As for benchmarks, the combination of a relatively powerful CPU and a fast storage subsystem delivered some good scores (but not great). The WD SSD is no match for a Samsung 970 SSD like the Evo Plus and the 10210U is a laptop CPU which means that there’s some compromise with regards to clock speeds. Still, office-based workloads will be easily dealt with by the MSI Pro 24X 10M.

The competition

The MSI Pro 24X 10M comes with a one-year warranty and doesn’t have the ability to offer like the top three vendors the option for a next business day, onsite warranty. As a reminder, the Core i5 version retails for $900 with 8GB RAM, a 512GB SSD and Windows 10 Home.

Dell sells the Inspiron 24 5000 which has the same CPU, the same amount of memory but half the storage. On the other hand, it has a touchscreen display and a webcam and costs a bit more than MSI’s candidate at $949. You also get 1-Year ProSupport with Next Business Day Onsite Service.

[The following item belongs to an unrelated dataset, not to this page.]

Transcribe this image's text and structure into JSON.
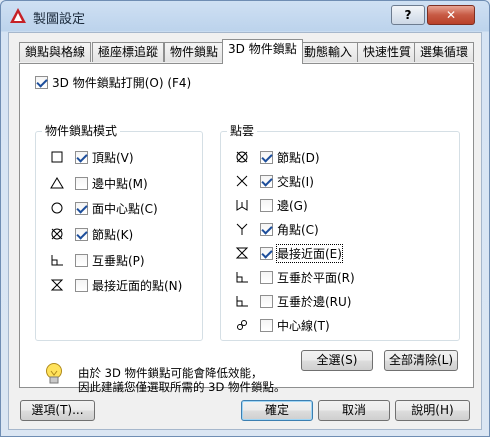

HP has the Pavilion 24-K0225m which is powered by an AMD Ryzen 3 CPU. The rest of the specification is largely similar to the MSI AIO but it does have a webcam, a bigger power supply unit and a white wireless keyboard and mouse combo. Pricewise, there’s no competition. HP’s model comes in at $680.

We’ve kept the best for last; the Lenovo IdeaCentre AIO 3 costs $780, still about $120 cheaper than its MSI counterpart but comes with an AMD Ryzen 5 4500U with six cores and a faster AMD Radeon graphics. It does also have a webcam with a privacy shutter and a rather peculiar stand that will divide opinions. Oh and there’s even a DVD writer. 

Final verdict

Perhaps the biggest issue with the Pro 24X 10M is the fact that it is more expensive than the competition, especially when compared to AMD-based all-in-one PC. Once you go past that point, the MSI Pro 24X 10M is not far from excellence but rarely has the idiom “so close, yet so far” rung true. The cons, which are minor but numerous, should be easy to solve in order to make this product, a decent alternative to the Apple iMac.

As a reminder they are, lack of OSD control for the monitor, absence of card reader, webcam or Type-C connector (for faster storage transfer). It is also quite noisy, its height can’t be adjusted, the speakers are meh, it lacks a dual microphone setup and there’s a fair bit of bloatware.

Oh and for good measure, we’d love to see the good ol’ power brick go away and replaced by one of these much smaller GaN power adaptors that can deliver 100W.

Desire Athow
Managing Editor, TechRadar Pro

Désiré has been musing and writing about technology during a career spanning four decades. He dabbled in website builders and web hosting when DHTML and frames were in vogue and started narrating about the impact of technology on society just before the start of the Y2K hysteria at the turn of the last millennium.